the_economist wrote:What a magnificently longwinded way of saying: "we don't know."
Exactly! Is this a common occurrence with DYL?
If there was one tea I was repeatedly told to doubt the authenticity of in Taiwan it would be, without a doubt, Da Yu Ling tea. The second would be Fu Shou Shan tea.
As Silent Chaos has already said earlier in this thread in regards to Fu Shou Shan tea, there are multiple ways a tea can said to a certain tea:
"Just to clarify, there are four things we are talking about here: 1) ''Foushou-Shan Farm'' oolong as in oolong from the famous government farm; 2) Oolongs not from that specific farm but claims to be; 3) Foushou Shan oolong as in oolong from the Foushou mountain (which the aforementioned farm is on); 4) oolongs not from Foushou Shan but claims to be."

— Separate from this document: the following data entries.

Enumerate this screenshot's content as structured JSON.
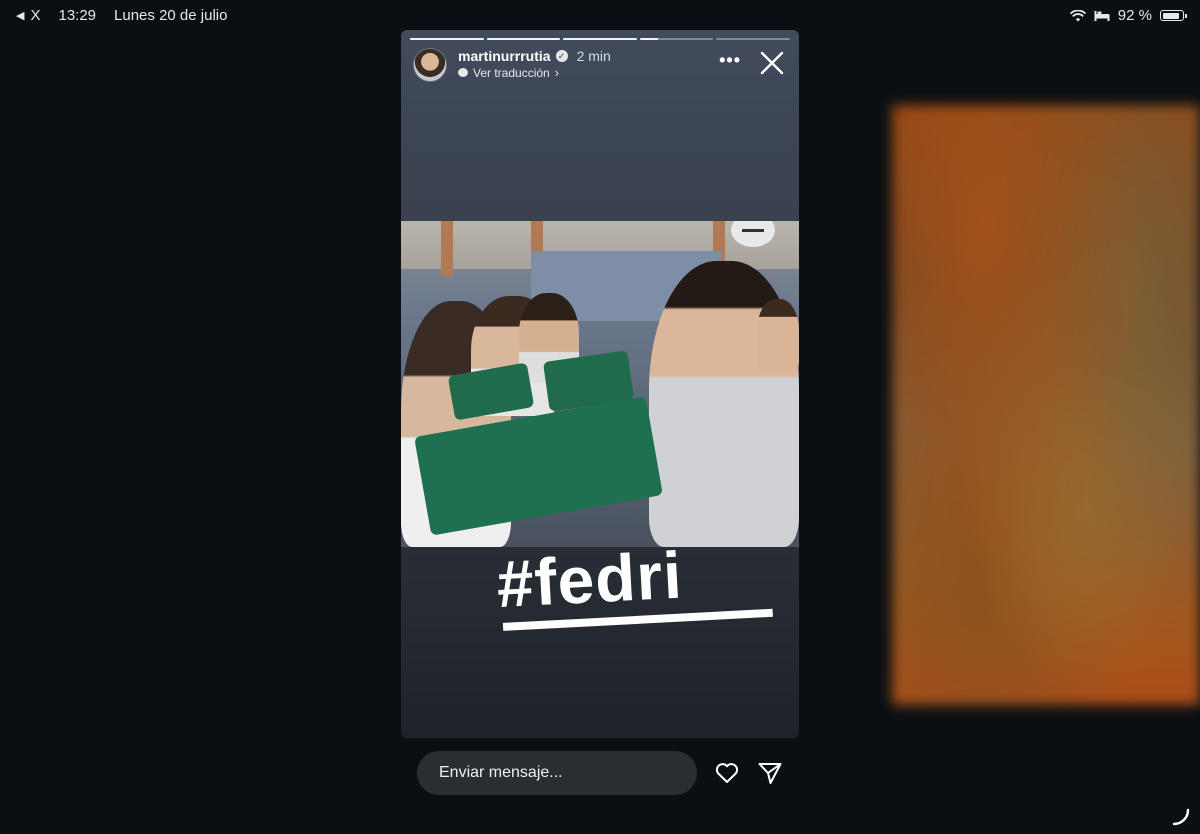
{
  "status_bar": {
    "back_label": "X",
    "time": "13:29",
    "date": "Lunes 20 de julio",
    "battery_text": "92 %",
    "battery_level": 0.92
  },
  "story": {
    "progress_fill": [
      1,
      1,
      1,
      0.25,
      0
    ],
    "username": "martinurrrutia",
    "verified_mark": "✓",
    "time_ago": "2 min",
    "translate_label": "Ver traducción",
    "chevron": "›",
    "more": "•••",
    "hashtag": "#fedri"
  },
  "bottom_bar": {
    "message_placeholder": "Enviar mensaje..."
  }
}
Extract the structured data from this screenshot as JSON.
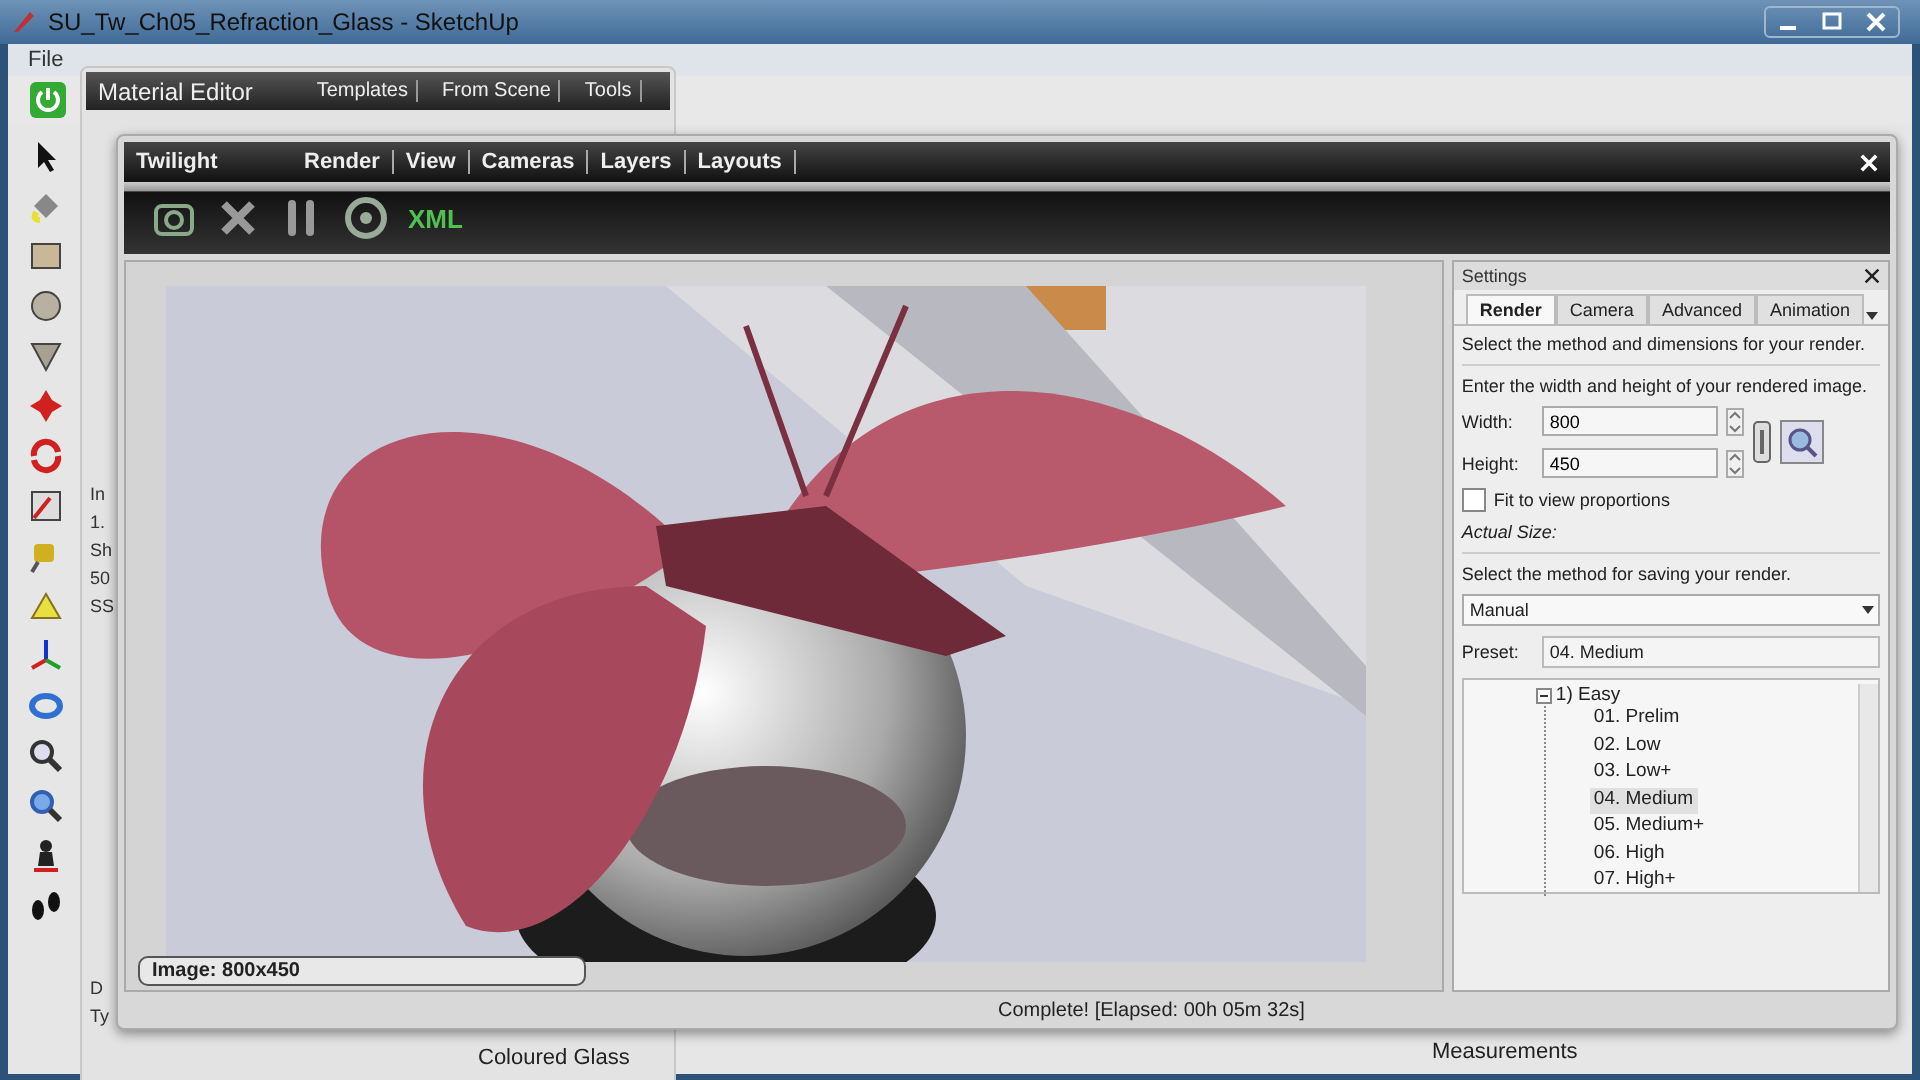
{
  "window": {
    "title": "SU_Tw_Ch05_Refraction_Glass - SketchUp"
  },
  "menu": [
    "File"
  ],
  "status_bar": {
    "label": "Measurements"
  },
  "material_editor": {
    "title": "Material Editor",
    "menu": [
      "Templates",
      "From Scene",
      "Tools"
    ],
    "partial_labels_upper": [
      "In",
      "1.",
      "Sh",
      "50",
      "SS"
    ],
    "partial_labels_lower": [
      "D",
      "Ty"
    ],
    "material_name": "Coloured Glass"
  },
  "twilight": {
    "title": "Twilight",
    "menu": [
      "Render",
      "View",
      "Cameras",
      "Layers",
      "Layouts"
    ],
    "toolbar_text": "XML",
    "image_label": "Image: 800x450",
    "status": "Complete!  [Elapsed: 00h 05m 32s]",
    "settings": {
      "title": "Settings",
      "tabs": [
        {
          "label": "Render",
          "selected": true
        },
        {
          "label": "Camera",
          "selected": false
        },
        {
          "label": "Advanced",
          "selected": false
        },
        {
          "label": "Animation",
          "selected": false
        }
      ],
      "intro": "Select the method and dimensions for your render.",
      "size_hint": "Enter the width and height of your rendered image.",
      "width": {
        "label": "Width:",
        "value": "800"
      },
      "height": {
        "label": "Height:",
        "value": "450"
      },
      "fit": {
        "label": "Fit to view proportions",
        "checked": false
      },
      "actual_size": "Actual Size:",
      "save_hint": "Select the method for saving your render.",
      "save_method": "Manual",
      "preset": {
        "label": "Preset:",
        "value": "04. Medium"
      },
      "tree": [
        {
          "label": "1) Easy",
          "expanded": true,
          "children": [
            {
              "label": "01. Prelim",
              "selected": false
            },
            {
              "label": "02. Low",
              "selected": false
            },
            {
              "label": "03. Low+",
              "selected": false
            },
            {
              "label": "04. Medium",
              "selected": true
            },
            {
              "label": "05. Medium+",
              "selected": false
            },
            {
              "label": "06. High",
              "selected": false
            },
            {
              "label": "07. High+",
              "selected": false
            }
          ]
        }
      ]
    }
  }
}
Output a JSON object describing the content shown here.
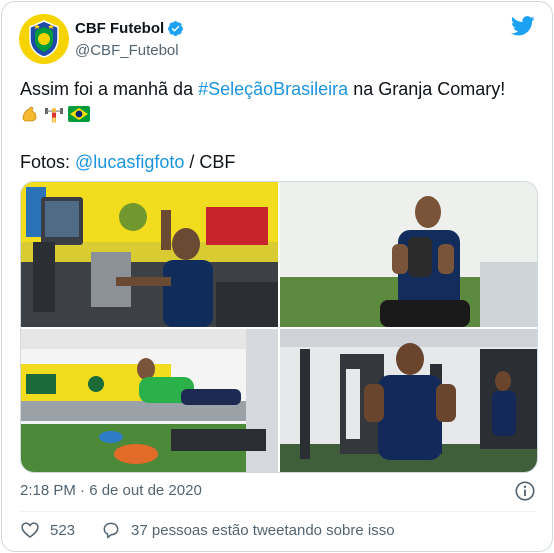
{
  "account": {
    "name": "CBF Futebol",
    "handle": "@CBF_Futebol"
  },
  "tweet": {
    "text_before": "Assim foi a manhã da ",
    "hashtag": "#SeleçãoBrasileira",
    "text_after": " na Granja Comary!",
    "emojis": [
      "flexed-biceps",
      "weight-lifter",
      "brazil-flag"
    ],
    "fotos_label": "Fotos: ",
    "mention": "@lucasfigfoto",
    "credit": " / CBF"
  },
  "media": {
    "photos": [
      {
        "subject": "player-exercising-with-cable-machine"
      },
      {
        "subject": "player-seated-holding-weight"
      },
      {
        "subject": "players-on-training-floor"
      },
      {
        "subject": "player-pulling-cable-handles"
      }
    ]
  },
  "meta": {
    "timestamp": "2:18 PM · 6 de out de 2020"
  },
  "actions": {
    "likes": "523",
    "talking": "37 pessoas estão tweetando sobre isso"
  },
  "colors": {
    "link": "#1b95e0",
    "twitter_blue": "#1da1f2",
    "muted": "#536471",
    "cbf_yellow": "#f7d400",
    "cbf_green": "#009b3a"
  }
}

I want to just emphasize that just because (3) isn't (1) that doesn't somehow make (3) ''fake''. (Silent Chaos)
I would add that the 5th way is Fu Shou Shan (or other tea) that is blended with other leaves, which is the third most common thing I was warned of in Taiwan by 秋山堂 teahouse, another friend who is a tea seller in Taiwan, other Taiwanese friends, and my tea teacher Fang Laoshi （方老師).
It was implied to me that very little, if any, authentic Da Yu Ling tea makes its way to the states. In fact, while there, many Taiwanese friends were hurriedly trying to by an "authentic" Da Yu Ling 2012 Winter harvest tea. The prices were high. I had one friend, whom works for Lin's ceramics pay about a $100 for 150 grams of Da Yu Ling. This seemed to be the rate when I was there. But I don't know from which source she bought hers.
Not that America isn't, but Taiwanese, and I would assert Chinese culture, is specifically very name conscious. (I say this as a man who is married to a Taiwanese woman, raised her extended family here in the U.S., lived in Taiwan and studied at the university there, whose teachers for Tai Ji, guqin, and tea are Taiwanese, and whom studied East Asian Studies with an emphasis on China and Taiwan) Generally great esteem can be gained by power of association with name (ming2 pai2（名牌) in Taiwan, which leads to, at times, difficulty, especially in tea, with finding 'the genuine.'
This is why we buy our tea in Taiwan each year and very seldom online. By sitting and tasting the tea with a vendor in Taiwan, even if it's fake, I know I'll at least have a good tea, wherever it came from.
I'm curious what Silent Chaos will have to say to this since his posts seem too to be forthright, informed, and clear.